In this section of Omnivores Dilemma, Michael Pollan decides to prepare a meal for himself. But it is not just an ordinary meal; it is a meal that Pollan grows, hunts and forages for on his own. Pollan asks help from a forager named Angelo Garro about foraging and attaining meat from animals. I found it very interesting how Pollan converts to vegetarian to test himself on whether he can kill an animal for food. Finally, Pollan discusses the question of what is the omnivores dilemma. It is this, that we as humans are meant to eat a wide variety of food and must trust our senses on whether or not some foods are good or bad for us. Pollan hunts for a wild pig and criticizes how he feels that hunting is not actually a connection between man and nature like writers such as Hemingway described it. I feel that Hemingway described hunting in a true light. It is a bond between man and nature; we as humans are natural born predators and we are at the top of the food chain.

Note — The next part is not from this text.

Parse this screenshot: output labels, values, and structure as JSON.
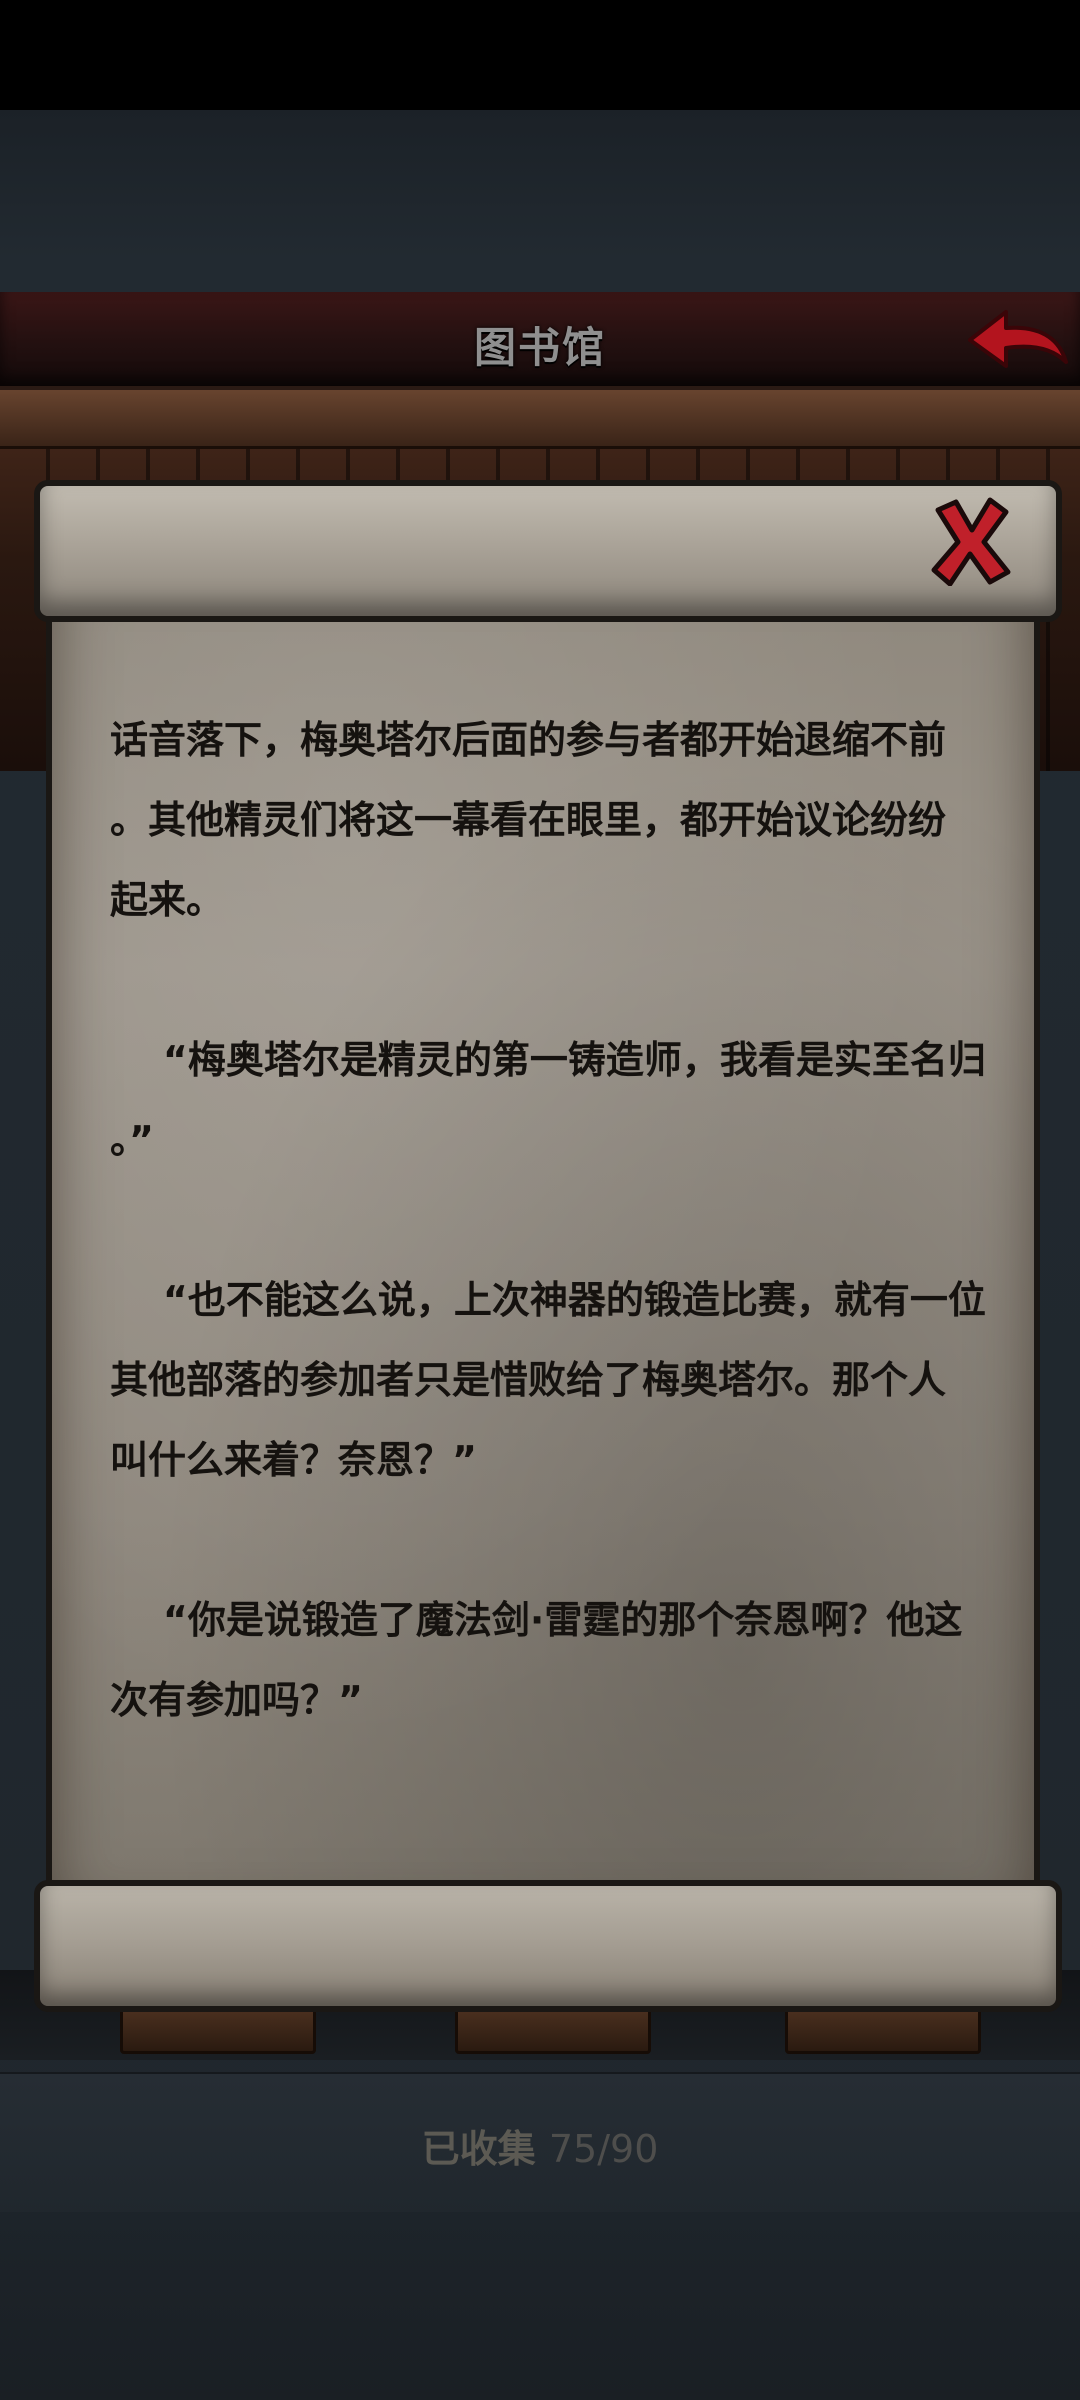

We hunt for our food and we kill to survive. Pollan is an outsider coming in to a world totally beyond his comprehension so naturally he would feel opposite the views of Hemingway. I found this section very interesting regarding foraging and his view on nature and surviving on his own without restaurants and processed foods.